== Segment start ==

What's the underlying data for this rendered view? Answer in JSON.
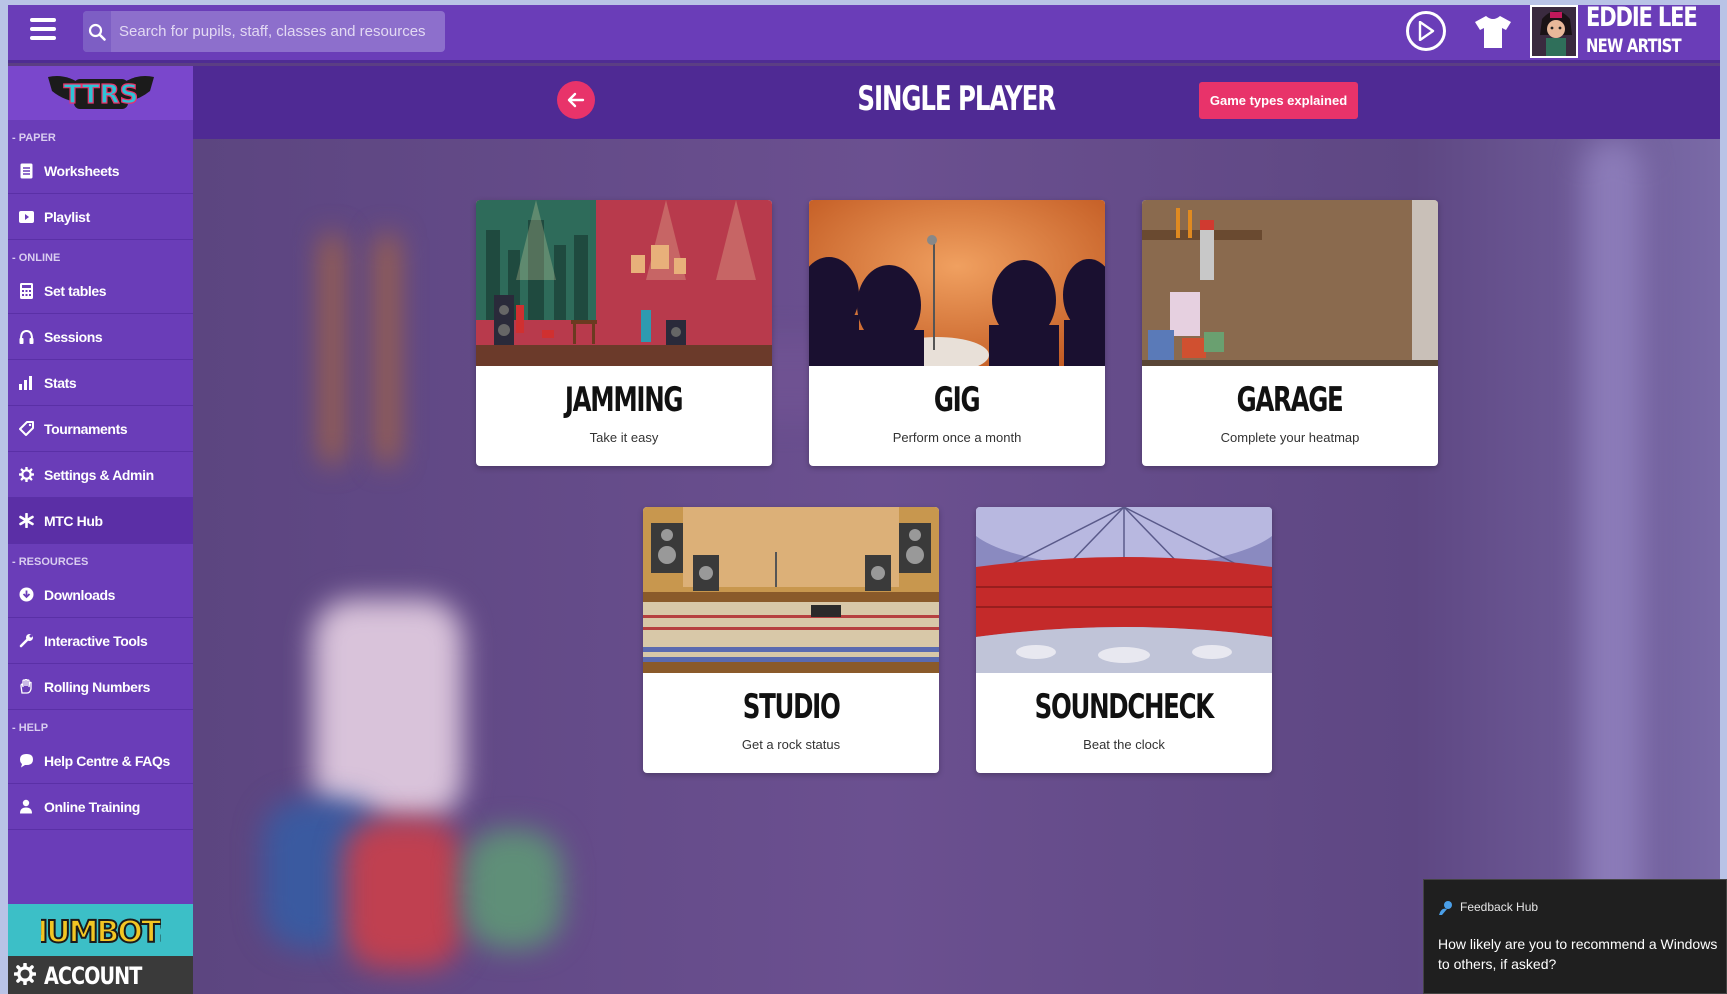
{
  "search": {
    "placeholder": "Search for pupils, staff, classes and resources"
  },
  "user": {
    "name": "EDDIE LEE",
    "rank": "NEW ARTIST"
  },
  "brand": {
    "logo": "TTRS",
    "accent": "#e8336a",
    "primary": "#6a3db8"
  },
  "sidebar": {
    "sections": [
      {
        "label": "- PAPER",
        "items": [
          {
            "label": "Worksheets",
            "icon": "document-icon"
          },
          {
            "label": "Playlist",
            "icon": "play-icon"
          }
        ]
      },
      {
        "label": "- ONLINE",
        "items": [
          {
            "label": "Set tables",
            "icon": "calculator-icon"
          },
          {
            "label": "Sessions",
            "icon": "headphones-icon"
          },
          {
            "label": "Stats",
            "icon": "bar-chart-icon"
          },
          {
            "label": "Tournaments",
            "icon": "tag-icon"
          },
          {
            "label": "Settings & Admin",
            "icon": "gear-icon"
          },
          {
            "label": "MTC Hub",
            "icon": "asterisk-icon"
          }
        ]
      },
      {
        "label": "- RESOURCES",
        "items": [
          {
            "label": "Downloads",
            "icon": "download-icon"
          },
          {
            "label": "Interactive Tools",
            "icon": "wrench-icon"
          },
          {
            "label": "Rolling Numbers",
            "icon": "hand-icon"
          }
        ]
      },
      {
        "label": "- HELP",
        "items": [
          {
            "label": "Help Centre & FAQs",
            "icon": "chat-bubble-icon"
          },
          {
            "label": "Online Training",
            "icon": "person-icon"
          }
        ]
      }
    ],
    "numbots": "NUMBOTS",
    "account": "ACCOUNT"
  },
  "header": {
    "title": "SINGLE PLAYER",
    "types_button": "Game types explained"
  },
  "games": [
    {
      "name": "JAMMING",
      "desc": "Take it easy"
    },
    {
      "name": "GIG",
      "desc": "Perform once a month"
    },
    {
      "name": "GARAGE",
      "desc": "Complete your heatmap"
    },
    {
      "name": "STUDIO",
      "desc": "Get a rock status"
    },
    {
      "name": "SOUNDCHECK",
      "desc": "Beat the clock"
    }
  ],
  "toast": {
    "app": "Feedback Hub",
    "line1": "How likely are you to recommend a Windows",
    "line2": "to others, if asked?"
  }
}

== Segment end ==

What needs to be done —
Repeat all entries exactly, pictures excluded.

Exercise answer —
What's the underlying data for this rendered view? Answer in JSON.
{
  "search": {
    "placeholder": "Search for pupils, staff, classes and resources"
  },
  "user": {
    "name": "EDDIE LEE",
    "rank": "NEW ARTIST"
  },
  "brand": {
    "logo": "TTRS",
    "accent": "#e8336a",
    "primary": "#6a3db8"
  },
  "sidebar": {
    "sections": [
      {
        "label": "- PAPER",
        "items": [
          {
            "label": "Worksheets",
            "icon": "document-icon"
          },
          {
            "label": "Playlist",
            "icon": "play-icon"
          }
        ]
      },
      {
        "label": "- ONLINE",
        "items": [
          {
            "label": "Set tables",
            "icon": "calculator-icon"
          },
          {
            "label": "Sessions",
            "icon": "headphones-icon"
          },
          {
            "label": "Stats",
            "icon": "bar-chart-icon"
          },
          {
            "label": "Tournaments",
            "icon": "tag-icon"
          },
          {
            "label": "Settings & Admin",
            "icon": "gear-icon"
          },
          {
            "label": "MTC Hub",
            "icon": "asterisk-icon"
          }
        ]
      },
      {
        "label": "- RESOURCES",
        "items": [
          {
            "label": "Downloads",
            "icon": "download-icon"
          },
          {
            "label": "Interactive Tools",
            "icon": "wrench-icon"
          },
          {
            "label": "Rolling Numbers",
            "icon": "hand-icon"
          }
        ]
      },
      {
        "label": "- HELP",
        "items": [
          {
            "label": "Help Centre & FAQs",
            "icon": "chat-bubble-icon"
          },
          {
            "label": "Online Training",
            "icon": "person-icon"
          }
        ]
      }
    ],
    "numbots": "NUMBOTS",
    "account": "ACCOUNT"
  },
  "header": {
    "title": "SINGLE PLAYER",
    "types_button": "Game types explained"
  },
  "games": [
    {
      "name": "JAMMING",
      "desc": "Take it easy"
    },
    {
      "name": "GIG",
      "desc": "Perform once a month"
    },
    {
      "name": "GARAGE",
      "desc": "Complete your heatmap"
    },
    {
      "name": "STUDIO",
      "desc": "Get a rock status"
    },
    {
      "name": "SOUNDCHECK",
      "desc": "Beat the clock"
    }
  ],
  "toast": {
    "app": "Feedback Hub",
    "line1": "How likely are you to recommend a Windows",
    "line2": "to others, if asked?"
  }
}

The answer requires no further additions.